To address disparities and to share information that will help reduce gaps in health and food options, the Health Department has convened the Harlem Food and Fitness Consortium, an alliance of more than 40 community partners launched a neighborhood-wide campaign to provide advocacy for healthy policies.

"We won't let obesity and diabetes ravage Harlem any longer," said Mario Drummonds from the Northern Manhattan Perinatal Partnership. "Working together, the Harlem Food and Fitness Consortium will make Harlem an even better place to eat, play and live."

Key Findings from the Report

  • In East and Central Harlem, bodegas or corner stores are twice as common as on the Upper East Side (66% vs. 33% of surveyed food stores). Supermarkets, which offer more healthy food choices, are much more common on the Upper East Side.
  • Harlem bodegas are about half as likely as those on the Upper East Side to sell low-fat dairy products (milk, yogurt and cottage cheese). Only 3% of corner stores in Harlem sell leafy green vegetables compared to 20% on the Upper East Side.
  • One in six restaurants (16%) in East and Central Harlem is a fast-food restaurant compared to 4% on the Upper East Side.

Foods that are high in vitamins and fiber, and low in fat and sodium, make it easier to achieve and maintain a healthy weight. Being overweight or obese increases the risk of diabetes, high blood pressure, high cholesterol, heart disease, cancer, and other conditions.

Promoting Healthy Eating and Physical Activity

Increasing access to healthy foods in low income communities is an important goal of the Bloomberg administration. As a member of the recently created Food Policy Taskforce, and in close collaboration with the Food Policy Coordinator, the Health Department partners with other agencies and organizations to increase access to food supports, increase the availability of healthy foods, provide opportunities for physical activity, and to improve the nutritional standards followed by City agencies.
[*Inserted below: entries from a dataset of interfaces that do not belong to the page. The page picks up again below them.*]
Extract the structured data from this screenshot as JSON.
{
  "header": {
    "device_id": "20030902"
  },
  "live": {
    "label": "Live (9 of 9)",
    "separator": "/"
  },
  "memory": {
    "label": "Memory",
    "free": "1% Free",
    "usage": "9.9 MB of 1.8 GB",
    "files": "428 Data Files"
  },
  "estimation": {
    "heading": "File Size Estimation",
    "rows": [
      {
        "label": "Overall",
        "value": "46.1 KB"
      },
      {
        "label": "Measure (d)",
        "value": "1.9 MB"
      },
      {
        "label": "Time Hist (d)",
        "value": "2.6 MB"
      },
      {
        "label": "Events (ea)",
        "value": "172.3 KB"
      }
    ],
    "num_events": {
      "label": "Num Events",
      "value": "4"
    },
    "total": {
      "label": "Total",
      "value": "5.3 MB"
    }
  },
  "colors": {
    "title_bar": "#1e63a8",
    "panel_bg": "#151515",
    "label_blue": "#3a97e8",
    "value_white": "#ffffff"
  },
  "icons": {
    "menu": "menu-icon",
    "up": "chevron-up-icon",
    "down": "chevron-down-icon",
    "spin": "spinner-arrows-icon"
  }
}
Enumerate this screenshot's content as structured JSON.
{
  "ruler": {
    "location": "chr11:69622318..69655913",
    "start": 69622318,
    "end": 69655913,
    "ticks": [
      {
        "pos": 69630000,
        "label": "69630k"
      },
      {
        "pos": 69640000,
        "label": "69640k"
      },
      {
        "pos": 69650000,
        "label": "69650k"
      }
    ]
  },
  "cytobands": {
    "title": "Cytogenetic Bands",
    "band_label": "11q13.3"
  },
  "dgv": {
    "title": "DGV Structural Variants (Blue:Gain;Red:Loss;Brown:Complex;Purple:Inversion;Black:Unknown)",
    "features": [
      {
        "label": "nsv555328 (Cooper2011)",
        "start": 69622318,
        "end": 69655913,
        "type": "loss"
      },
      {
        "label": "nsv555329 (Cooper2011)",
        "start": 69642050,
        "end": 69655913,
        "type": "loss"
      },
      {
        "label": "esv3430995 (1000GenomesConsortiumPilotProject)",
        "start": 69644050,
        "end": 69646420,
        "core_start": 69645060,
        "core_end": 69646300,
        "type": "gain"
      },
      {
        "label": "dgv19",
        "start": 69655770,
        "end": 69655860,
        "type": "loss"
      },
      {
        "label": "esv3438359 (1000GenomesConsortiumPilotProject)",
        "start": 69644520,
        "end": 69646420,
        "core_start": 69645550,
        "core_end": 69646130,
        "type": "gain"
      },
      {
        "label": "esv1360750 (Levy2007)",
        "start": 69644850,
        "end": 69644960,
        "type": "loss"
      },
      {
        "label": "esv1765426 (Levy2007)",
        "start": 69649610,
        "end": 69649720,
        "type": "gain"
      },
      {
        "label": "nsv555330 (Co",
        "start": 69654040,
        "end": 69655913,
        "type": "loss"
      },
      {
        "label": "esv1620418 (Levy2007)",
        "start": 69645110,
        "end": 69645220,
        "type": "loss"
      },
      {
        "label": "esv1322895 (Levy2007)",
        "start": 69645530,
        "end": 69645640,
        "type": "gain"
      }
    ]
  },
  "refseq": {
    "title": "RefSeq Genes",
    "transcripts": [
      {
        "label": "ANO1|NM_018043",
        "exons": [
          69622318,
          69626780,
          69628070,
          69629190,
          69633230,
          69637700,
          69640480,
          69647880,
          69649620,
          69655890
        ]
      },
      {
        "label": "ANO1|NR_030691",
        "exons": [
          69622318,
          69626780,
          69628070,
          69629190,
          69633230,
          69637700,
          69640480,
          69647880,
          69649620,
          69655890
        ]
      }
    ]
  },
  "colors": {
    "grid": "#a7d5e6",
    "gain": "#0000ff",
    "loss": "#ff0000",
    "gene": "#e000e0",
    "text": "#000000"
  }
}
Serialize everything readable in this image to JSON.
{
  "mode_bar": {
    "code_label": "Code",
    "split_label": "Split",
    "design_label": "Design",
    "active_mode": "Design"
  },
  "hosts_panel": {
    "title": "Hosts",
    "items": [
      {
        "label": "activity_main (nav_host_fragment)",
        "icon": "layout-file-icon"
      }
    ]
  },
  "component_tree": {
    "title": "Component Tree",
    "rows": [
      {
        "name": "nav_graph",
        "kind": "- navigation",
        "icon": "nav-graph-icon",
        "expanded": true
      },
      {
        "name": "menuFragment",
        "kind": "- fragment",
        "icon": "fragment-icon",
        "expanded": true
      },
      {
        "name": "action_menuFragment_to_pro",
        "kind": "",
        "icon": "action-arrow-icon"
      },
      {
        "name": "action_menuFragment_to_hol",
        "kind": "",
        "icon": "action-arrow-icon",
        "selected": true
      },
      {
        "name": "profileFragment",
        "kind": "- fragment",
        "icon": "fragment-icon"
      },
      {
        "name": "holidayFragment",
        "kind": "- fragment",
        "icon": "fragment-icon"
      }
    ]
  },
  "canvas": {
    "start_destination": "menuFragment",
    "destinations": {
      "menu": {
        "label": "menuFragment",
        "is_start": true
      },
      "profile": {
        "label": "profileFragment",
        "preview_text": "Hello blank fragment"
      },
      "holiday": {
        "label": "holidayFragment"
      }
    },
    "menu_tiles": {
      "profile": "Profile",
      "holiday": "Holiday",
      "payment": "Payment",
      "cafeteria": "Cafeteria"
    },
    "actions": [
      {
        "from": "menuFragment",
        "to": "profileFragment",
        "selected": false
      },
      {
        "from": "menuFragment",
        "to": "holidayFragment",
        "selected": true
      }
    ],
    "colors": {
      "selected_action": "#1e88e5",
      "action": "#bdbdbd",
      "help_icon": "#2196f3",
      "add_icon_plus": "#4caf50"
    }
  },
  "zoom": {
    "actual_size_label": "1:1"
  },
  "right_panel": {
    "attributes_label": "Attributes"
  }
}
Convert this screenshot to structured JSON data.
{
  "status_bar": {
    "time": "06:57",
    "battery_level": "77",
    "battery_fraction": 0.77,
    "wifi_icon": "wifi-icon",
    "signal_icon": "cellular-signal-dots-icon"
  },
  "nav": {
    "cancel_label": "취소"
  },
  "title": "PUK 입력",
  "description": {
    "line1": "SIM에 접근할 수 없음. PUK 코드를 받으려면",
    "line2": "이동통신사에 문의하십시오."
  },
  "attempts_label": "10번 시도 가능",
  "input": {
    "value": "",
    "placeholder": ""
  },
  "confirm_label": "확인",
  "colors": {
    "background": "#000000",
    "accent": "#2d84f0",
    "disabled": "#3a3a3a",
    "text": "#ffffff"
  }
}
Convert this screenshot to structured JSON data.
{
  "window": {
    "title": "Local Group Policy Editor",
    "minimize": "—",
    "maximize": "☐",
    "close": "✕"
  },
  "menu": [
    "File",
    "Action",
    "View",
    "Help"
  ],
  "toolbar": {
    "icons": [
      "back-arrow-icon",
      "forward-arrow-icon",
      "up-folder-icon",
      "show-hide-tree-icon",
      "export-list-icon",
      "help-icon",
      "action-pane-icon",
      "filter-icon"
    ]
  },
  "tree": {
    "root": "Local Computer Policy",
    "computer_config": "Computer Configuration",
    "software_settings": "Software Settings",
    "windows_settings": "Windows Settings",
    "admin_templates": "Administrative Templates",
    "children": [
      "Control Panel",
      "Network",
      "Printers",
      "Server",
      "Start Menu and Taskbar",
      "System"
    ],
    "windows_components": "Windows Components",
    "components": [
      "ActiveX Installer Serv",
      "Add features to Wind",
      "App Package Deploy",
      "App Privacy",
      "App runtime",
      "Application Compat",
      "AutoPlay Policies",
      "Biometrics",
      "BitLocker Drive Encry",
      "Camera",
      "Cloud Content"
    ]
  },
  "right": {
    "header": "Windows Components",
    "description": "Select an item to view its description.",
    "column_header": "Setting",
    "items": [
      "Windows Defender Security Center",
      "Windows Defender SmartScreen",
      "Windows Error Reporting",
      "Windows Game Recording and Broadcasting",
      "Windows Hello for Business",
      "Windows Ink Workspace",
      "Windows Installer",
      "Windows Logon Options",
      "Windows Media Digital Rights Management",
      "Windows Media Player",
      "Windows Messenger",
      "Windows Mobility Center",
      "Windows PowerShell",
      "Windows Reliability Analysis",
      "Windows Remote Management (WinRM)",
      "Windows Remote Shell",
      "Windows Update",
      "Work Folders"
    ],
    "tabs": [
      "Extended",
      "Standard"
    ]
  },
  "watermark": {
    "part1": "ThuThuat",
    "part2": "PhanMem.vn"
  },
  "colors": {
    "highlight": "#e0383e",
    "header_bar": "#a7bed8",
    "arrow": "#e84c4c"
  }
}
More specifically, the Health Department is:

  • Bringing physical activity curriculum, training and equipment to more than 600 teachers in approximately 200 schools, after-school programs, daycare centers and Head Start programs in East and Central Harlem.
  • Launching a Healthy Bodega campaign to increase availability of low-fat milk in neighborhood stores.
  • Working with greenmarkets and local hospitals to find new sites for farmers' markets.
  • Distributing "Health Bucks," redeemable at farmers' markets for fresh fruits and vegetables, to Harlem residents.
  • Co-sponsoring, with the Department of Parks and Recreation, a free family fitness program for residents of East and Central Harlem.

For more information about healthy eating, visit